In a cultural species individuals acquire some aspects of their phenotypes by imitating conspecifics. Presumably, cultural transmission has some adaptive function in such species. Some authors have suggested that one such function may be the ability to transmit phenotypes that have been modified by learning or some other form of phenotypic plasticity. To examine this hypothesis we have compared the genetic fitness of cultural and noncultural individuals in three different models. In each model the environment is assumed to be variable, either in space or time, and learning modifies each individual's phenotype so as to increase the individual's fitness in the local environment. Cultural individuals transmit the modified phenotype to their offspring, while noncultural individuals do not. The models are different in the following ways: two models assume a dichotomous phenotype, one in a temporally varing environment and one in a spatially varying environment; the third model assumes a quantitative phenotype in a temporally variable environment. The two models which assume a temporally varying environment yield similar results. Genetic transmission is favored in highly autocorrelated environments while cultural transmission in environments with intermediate autocorrelation. In the spatially varying model cultural transmission is always favored.

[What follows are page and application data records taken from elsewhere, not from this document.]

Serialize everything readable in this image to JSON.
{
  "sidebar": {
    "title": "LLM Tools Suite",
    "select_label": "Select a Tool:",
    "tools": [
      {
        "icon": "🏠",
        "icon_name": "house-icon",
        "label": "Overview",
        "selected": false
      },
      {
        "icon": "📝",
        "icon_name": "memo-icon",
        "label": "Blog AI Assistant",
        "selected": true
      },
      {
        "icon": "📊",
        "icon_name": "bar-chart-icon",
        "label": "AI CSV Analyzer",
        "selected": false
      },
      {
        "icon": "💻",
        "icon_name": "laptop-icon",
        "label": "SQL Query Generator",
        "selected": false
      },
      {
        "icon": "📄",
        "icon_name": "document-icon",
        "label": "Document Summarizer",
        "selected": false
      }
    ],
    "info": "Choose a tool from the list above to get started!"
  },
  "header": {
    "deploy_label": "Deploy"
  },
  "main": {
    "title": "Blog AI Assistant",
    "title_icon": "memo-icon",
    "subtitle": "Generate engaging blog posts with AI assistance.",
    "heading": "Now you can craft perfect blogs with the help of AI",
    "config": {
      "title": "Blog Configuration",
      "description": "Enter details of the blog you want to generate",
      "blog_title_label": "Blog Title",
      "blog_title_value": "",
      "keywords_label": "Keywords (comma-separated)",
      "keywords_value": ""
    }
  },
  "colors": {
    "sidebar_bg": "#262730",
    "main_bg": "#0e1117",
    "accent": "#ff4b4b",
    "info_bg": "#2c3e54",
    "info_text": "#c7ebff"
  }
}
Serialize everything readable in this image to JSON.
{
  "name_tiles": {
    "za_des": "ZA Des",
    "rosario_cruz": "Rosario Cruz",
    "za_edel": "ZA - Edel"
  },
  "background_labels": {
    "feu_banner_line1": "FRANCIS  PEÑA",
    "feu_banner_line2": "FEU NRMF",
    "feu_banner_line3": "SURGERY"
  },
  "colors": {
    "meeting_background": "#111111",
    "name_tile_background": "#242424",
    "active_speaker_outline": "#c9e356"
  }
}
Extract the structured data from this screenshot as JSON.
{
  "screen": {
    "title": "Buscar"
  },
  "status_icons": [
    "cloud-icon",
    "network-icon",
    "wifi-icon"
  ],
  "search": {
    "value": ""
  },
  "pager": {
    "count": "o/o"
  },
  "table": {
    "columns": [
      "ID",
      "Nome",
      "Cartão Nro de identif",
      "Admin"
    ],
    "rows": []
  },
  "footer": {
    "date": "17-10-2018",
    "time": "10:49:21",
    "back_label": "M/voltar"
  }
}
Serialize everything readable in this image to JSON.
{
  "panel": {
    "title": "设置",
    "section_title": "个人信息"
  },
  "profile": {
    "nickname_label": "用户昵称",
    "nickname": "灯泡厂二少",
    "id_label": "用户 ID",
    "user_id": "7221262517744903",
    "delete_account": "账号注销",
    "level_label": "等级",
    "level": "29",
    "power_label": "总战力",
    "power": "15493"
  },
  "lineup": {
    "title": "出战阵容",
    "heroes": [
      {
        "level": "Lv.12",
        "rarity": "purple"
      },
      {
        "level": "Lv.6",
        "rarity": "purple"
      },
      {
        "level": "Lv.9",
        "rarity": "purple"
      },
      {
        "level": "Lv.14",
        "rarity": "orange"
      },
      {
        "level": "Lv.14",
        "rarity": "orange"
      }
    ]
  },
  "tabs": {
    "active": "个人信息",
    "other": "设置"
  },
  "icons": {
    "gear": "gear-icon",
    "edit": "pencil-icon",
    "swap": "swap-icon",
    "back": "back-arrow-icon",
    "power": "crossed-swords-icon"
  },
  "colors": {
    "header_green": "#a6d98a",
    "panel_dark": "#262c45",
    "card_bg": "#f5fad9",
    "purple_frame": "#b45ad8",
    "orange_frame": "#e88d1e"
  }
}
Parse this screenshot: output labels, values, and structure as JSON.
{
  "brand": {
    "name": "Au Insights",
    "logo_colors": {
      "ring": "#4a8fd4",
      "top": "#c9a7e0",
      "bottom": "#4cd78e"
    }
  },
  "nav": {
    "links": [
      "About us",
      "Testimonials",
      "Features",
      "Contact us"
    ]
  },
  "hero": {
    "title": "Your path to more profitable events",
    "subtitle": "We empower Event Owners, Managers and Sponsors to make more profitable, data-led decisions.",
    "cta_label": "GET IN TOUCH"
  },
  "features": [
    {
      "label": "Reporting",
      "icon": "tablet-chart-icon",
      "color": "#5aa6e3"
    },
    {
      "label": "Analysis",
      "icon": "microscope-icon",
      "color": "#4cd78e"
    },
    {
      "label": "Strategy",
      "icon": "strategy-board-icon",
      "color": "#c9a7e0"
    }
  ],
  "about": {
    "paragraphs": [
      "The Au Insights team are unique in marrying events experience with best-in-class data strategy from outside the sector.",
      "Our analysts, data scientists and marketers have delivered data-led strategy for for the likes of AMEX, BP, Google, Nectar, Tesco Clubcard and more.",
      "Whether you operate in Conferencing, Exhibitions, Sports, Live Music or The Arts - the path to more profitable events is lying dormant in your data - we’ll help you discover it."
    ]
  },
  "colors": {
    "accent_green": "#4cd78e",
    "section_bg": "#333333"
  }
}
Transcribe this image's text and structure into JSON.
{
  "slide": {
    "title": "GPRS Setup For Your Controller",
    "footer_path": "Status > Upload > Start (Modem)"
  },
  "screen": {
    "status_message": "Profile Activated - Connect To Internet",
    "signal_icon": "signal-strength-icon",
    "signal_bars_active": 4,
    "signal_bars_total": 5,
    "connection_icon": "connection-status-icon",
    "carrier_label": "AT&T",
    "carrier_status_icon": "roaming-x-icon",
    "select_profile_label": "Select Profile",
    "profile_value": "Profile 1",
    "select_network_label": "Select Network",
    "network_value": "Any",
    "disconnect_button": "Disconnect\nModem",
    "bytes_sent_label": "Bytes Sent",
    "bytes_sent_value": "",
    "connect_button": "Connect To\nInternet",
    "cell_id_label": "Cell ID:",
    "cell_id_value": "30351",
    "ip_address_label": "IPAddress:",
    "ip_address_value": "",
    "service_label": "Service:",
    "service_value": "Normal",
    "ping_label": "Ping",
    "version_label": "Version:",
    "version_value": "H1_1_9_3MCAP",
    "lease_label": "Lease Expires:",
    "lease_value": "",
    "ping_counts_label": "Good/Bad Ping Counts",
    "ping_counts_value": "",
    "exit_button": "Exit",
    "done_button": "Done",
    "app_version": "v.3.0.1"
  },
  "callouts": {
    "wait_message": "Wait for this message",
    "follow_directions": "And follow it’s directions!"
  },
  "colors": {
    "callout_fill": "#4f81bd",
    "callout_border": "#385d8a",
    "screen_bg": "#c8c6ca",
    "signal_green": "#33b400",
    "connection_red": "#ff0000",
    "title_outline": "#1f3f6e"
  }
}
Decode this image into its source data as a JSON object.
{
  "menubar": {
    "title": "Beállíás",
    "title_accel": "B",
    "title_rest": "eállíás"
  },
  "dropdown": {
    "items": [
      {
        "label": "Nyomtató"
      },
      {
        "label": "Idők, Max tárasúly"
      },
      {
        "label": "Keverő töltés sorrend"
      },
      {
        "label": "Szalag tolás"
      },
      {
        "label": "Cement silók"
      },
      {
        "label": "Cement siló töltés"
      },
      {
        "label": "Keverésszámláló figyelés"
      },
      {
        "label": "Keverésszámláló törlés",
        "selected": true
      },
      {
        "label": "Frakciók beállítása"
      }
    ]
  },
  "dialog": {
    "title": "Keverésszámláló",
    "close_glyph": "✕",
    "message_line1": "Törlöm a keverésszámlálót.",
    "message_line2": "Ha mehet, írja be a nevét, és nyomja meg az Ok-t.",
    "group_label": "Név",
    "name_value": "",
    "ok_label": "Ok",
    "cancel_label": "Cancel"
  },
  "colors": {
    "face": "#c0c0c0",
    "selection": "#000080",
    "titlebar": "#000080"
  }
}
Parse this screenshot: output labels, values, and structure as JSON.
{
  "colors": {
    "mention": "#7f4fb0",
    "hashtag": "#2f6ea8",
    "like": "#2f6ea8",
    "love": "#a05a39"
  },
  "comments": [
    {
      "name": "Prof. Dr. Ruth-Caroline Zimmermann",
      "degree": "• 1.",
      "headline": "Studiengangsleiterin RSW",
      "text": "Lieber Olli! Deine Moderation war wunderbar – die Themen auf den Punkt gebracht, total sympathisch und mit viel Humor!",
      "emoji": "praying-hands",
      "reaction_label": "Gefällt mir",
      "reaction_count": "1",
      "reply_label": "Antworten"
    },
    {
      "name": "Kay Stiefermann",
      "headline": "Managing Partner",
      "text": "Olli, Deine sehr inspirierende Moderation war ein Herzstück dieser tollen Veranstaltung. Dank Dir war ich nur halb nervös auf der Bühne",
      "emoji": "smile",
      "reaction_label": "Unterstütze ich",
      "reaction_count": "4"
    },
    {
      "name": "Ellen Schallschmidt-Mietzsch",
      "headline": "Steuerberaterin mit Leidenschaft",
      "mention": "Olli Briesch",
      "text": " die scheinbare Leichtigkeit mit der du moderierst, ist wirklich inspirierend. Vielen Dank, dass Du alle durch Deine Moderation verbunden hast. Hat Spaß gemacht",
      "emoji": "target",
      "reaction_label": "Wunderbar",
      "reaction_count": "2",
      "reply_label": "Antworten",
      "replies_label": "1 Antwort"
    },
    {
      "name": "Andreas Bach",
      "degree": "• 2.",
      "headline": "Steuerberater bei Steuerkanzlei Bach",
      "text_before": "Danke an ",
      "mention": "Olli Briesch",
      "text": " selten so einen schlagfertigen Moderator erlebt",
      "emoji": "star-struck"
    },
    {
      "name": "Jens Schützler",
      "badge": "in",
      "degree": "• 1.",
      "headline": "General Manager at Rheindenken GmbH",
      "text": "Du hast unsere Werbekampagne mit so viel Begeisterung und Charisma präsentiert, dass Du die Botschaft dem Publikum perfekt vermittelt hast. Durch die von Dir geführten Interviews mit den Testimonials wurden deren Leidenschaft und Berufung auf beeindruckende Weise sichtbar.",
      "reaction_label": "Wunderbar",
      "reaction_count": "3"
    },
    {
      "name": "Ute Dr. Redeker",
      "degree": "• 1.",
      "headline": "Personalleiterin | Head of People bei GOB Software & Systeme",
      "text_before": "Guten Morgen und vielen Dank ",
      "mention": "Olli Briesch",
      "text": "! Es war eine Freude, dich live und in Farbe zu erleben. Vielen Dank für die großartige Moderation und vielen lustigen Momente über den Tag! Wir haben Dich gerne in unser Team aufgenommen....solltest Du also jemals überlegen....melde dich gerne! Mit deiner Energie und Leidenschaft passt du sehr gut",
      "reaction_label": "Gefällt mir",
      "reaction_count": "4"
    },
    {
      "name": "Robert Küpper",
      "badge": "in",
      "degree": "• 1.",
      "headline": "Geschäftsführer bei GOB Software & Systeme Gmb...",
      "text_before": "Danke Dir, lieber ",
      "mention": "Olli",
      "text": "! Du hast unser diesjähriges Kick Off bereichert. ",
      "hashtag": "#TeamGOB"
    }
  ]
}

ASJC Scopus subject areas
- Statistics and Probability
- Modeling and Simulation
- Biochemistry, Genetics and Molecular Biology(all)
- Immunology and Microbiology(all)
- Agricultural and Biological Sciences(all)
- Applied Mathematics